* [Extracted entries]
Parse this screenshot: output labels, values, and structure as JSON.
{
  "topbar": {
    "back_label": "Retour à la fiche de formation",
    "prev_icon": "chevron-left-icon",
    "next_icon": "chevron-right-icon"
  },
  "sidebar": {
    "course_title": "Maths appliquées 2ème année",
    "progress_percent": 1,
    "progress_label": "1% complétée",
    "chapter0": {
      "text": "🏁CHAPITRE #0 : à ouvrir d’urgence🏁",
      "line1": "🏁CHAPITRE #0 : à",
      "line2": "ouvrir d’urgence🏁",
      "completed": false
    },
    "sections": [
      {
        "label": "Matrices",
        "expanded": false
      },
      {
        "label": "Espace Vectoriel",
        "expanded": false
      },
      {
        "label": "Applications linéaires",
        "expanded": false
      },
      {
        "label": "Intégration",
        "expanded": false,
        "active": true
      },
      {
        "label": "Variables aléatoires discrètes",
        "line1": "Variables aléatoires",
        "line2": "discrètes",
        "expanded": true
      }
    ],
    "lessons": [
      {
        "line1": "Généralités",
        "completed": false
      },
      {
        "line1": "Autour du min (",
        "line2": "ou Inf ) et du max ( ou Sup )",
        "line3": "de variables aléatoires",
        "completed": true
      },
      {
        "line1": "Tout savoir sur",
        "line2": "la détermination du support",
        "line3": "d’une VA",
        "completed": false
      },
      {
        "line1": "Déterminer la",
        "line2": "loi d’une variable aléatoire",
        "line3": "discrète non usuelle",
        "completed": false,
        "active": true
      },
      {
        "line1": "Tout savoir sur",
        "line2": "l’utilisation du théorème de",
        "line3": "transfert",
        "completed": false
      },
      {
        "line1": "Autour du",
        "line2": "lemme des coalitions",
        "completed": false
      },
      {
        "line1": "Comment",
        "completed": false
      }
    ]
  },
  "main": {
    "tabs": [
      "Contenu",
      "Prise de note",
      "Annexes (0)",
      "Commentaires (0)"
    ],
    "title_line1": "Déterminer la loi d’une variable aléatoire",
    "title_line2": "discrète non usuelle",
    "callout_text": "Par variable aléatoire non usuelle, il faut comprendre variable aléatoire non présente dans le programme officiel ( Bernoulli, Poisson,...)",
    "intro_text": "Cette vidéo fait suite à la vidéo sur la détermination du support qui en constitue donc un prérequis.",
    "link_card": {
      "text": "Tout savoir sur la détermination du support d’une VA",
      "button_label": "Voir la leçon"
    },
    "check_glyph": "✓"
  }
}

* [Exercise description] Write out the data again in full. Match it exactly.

* [Answer below]
Parse this screenshot: output labels, values, and structure as JSON.
{
  "topbar": {
    "back_label": "Retour à la fiche de formation",
    "prev_icon": "chevron-left-icon",
    "next_icon": "chevron-right-icon"
  },
  "sidebar": {
    "course_title": "Maths appliquées 2ème année",
    "progress_percent": 1,
    "progress_label": "1% complétée",
    "chapter0": {
      "text": "🏁CHAPITRE #0 : à ouvrir d’urgence🏁",
      "line1": "🏁CHAPITRE #0 : à",
      "line2": "ouvrir d’urgence🏁",
      "completed": false
    },
    "sections": [
      {
        "label": "Matrices",
        "expanded": false
      },
      {
        "label": "Espace Vectoriel",
        "expanded": false
      },
      {
        "label": "Applications linéaires",
        "expanded": false
      },
      {
        "label": "Intégration",
        "expanded": false,
        "active": true
      },
      {
        "label": "Variables aléatoires discrètes",
        "line1": "Variables aléatoires",
        "line2": "discrètes",
        "expanded": true
      }
    ],
    "lessons": [
      {
        "line1": "Généralités",
        "completed": false
      },
      {
        "line1": "Autour du min (",
        "line2": "ou Inf ) et du max ( ou Sup )",
        "line3": "de variables aléatoires",
        "completed": true
      },
      {
        "line1": "Tout savoir sur",
        "line2": "la détermination du support",
        "line3": "d’une VA",
        "completed": false
      },
      {
        "line1": "Déterminer la",
        "line2": "loi d’une variable aléatoire",
        "line3": "discrète non usuelle",
        "completed": false,
        "active": true
      },
      {
        "line1": "Tout savoir sur",
        "line2": "l’utilisation du théorème de",
        "line3": "transfert",
        "completed": false
      },
      {
        "line1": "Autour du",
        "line2": "lemme des coalitions",
        "completed": false
      },
      {
        "line1": "Comment",
        "completed": false
      }
    ]
  },
  "main": {
    "tabs": [
      "Contenu",
      "Prise de note",
      "Annexes (0)",
      "Commentaires (0)"
    ],
    "title_line1": "Déterminer la loi d’une variable aléatoire",
    "title_line2": "discrète non usuelle",
    "callout_text": "Par variable aléatoire non usuelle, il faut comprendre variable aléatoire non présente dans le programme officiel ( Bernoulli, Poisson,...)",
    "intro_text": "Cette vidéo fait suite à la vidéo sur la détermination du support qui en constitue donc un prérequis.",
    "link_card": {
      "text": "Tout savoir sur la détermination du support d’une VA",
      "button_label": "Voir la leçon"
    },
    "check_glyph": "✓"
  }
}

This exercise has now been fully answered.